IF THE first quarter of this year was any indication in predicting my governance workload in Asia for the rest of 2019, then I should expect a lot of real, painstaking hard work in the weeks and months ahead.
February and March will go down in history as the two months where I was inundated with so many desperate inquiries related to mediating conflict and the desire of families to revisit their “flawed constitutions.”
Flawed constitutions, completed or otherwise, are like botched or bungled procedures in medical jargon. And among the many requests for intervention, some tragic cases stood out primarily because consultants never got these agreements implemented.
The toxic cases from other countries are usually pre-screened before ithey are endorsed to us consultants. The one that stood out was an unfinished constitution resulting in tragedy when two family members died as a result of head injuries coming from a car chase instigated by another family member. The two other cases involve warring siblings and cousins belonging to prominent families in their respective countries. Both are now deep in litigation, with both sides trading insults in and out of the courtroom.
Clearly these conflicts exposed the deep-seated anger and erosion of trust among family members. For the cases coming from the Philippines that are on the verge of a major breakup, they are now locked in a fierce battle for control of the businesses left behind by their parents and founding grandfathers.
When litigation lawyers/barristers lead the way, I would usually advise families to kiss the legacy dreams of their deceased founders goodbye. My firm’s (Wong + Bernstein) Asean governance policy in helping family enterprises is clear: our consultants are discouraged from participating in acrimonious cases where local courts have assumed a certain level of jurisdiction. We only step in as mediators when lawyers officially recuse themselves.
What constitutes a “flawed constitution?”

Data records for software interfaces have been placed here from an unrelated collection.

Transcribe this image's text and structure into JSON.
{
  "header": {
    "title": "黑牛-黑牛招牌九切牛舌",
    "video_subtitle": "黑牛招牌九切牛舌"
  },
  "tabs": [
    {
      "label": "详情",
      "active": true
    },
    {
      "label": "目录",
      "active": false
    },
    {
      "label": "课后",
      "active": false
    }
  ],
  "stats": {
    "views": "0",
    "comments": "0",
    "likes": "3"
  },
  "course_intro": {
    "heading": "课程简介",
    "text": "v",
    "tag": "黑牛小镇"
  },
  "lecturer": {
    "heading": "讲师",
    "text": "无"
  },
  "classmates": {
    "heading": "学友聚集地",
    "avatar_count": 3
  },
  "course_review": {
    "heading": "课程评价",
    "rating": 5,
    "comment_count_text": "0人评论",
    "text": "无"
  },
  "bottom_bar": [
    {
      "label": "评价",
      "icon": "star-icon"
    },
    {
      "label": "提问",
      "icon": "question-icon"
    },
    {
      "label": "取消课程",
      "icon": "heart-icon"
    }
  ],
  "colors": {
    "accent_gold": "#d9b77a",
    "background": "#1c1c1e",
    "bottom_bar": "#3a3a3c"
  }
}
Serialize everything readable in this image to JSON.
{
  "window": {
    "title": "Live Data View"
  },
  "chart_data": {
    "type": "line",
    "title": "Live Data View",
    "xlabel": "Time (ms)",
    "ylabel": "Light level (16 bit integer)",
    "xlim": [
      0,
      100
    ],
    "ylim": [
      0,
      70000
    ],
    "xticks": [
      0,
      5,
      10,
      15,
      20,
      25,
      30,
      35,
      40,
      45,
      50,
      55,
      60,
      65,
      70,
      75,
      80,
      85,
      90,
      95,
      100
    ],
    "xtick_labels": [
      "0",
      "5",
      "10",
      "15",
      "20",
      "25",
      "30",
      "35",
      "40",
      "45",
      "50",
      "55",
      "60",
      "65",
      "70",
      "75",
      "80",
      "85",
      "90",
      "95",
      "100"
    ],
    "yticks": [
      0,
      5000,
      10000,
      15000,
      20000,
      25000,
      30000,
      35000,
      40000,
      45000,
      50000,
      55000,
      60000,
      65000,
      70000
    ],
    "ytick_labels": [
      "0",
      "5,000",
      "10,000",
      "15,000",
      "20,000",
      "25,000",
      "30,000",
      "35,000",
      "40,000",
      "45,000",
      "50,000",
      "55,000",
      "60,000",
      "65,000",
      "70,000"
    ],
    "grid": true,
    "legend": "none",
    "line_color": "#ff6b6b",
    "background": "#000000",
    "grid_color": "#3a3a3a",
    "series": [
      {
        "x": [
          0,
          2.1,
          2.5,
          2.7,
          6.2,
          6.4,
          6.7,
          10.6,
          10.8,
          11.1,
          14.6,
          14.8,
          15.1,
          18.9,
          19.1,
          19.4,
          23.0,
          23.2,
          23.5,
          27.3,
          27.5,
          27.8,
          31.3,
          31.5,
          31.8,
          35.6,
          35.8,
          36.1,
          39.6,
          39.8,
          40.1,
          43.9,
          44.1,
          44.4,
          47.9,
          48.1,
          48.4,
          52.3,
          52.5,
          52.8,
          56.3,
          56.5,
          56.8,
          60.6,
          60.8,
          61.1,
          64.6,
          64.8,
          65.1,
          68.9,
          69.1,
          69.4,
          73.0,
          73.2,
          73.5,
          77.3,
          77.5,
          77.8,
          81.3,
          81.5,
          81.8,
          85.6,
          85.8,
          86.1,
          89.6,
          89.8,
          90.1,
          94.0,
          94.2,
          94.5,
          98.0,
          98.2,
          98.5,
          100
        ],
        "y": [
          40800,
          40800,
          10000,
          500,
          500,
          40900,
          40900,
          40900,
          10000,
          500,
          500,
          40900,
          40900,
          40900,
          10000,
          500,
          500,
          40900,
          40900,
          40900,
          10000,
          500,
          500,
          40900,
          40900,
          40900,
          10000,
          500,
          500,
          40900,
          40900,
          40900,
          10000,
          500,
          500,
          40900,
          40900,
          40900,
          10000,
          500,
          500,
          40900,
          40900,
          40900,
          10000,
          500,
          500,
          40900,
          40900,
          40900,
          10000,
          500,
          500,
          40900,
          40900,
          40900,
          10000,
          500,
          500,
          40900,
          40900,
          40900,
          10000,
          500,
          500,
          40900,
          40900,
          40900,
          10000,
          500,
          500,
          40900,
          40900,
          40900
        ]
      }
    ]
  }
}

First, let’s understand what really is a family constitution. Acknowledged family business expert and Kellogg School of Management Prof. Ivan Lansberg defines it as “a formal document developed collaboratively by family members to encapsulate the values, beliefs and objectives of the family, as a family, with specific reference to the family’s relationship and dealing with its family business.”
Secondly, why are there so many defective (completed and uncompleted) constitutions? Who among the stakeholders are at fault? Is it solely the fault of the family advisor or the reluctance of family members to go through the process? Is it the lack of experience of the advisor and or the lack of emotional commitment of the family members? Can it be attributed to the non-confrontational nature of Asian families, thereby preventing them from addressing the difficult issues?
“Flawed constitutions” are a dime a dozen in Asia and the reasons are highlighted below:
· Incompetence of the family business facilitator
· Adult family members were “forced” to participate because of the growing resentment between generations among siblings and or cousins or in-laws.
· The wrong assumption that with an agreement like a constitution, longstanding acrimony among family members can disappear like magic
· The initiation, formulation and approval phases were all done in a few days, meaning done in haste without getting everyone aligned and committed
· No proper orientation or buy-in of family members coming from different generations
· No activation of the family council immediately right after the signing
· The family did not bother to proceed with the crafting of the shareholder’s agreement.
To be continued...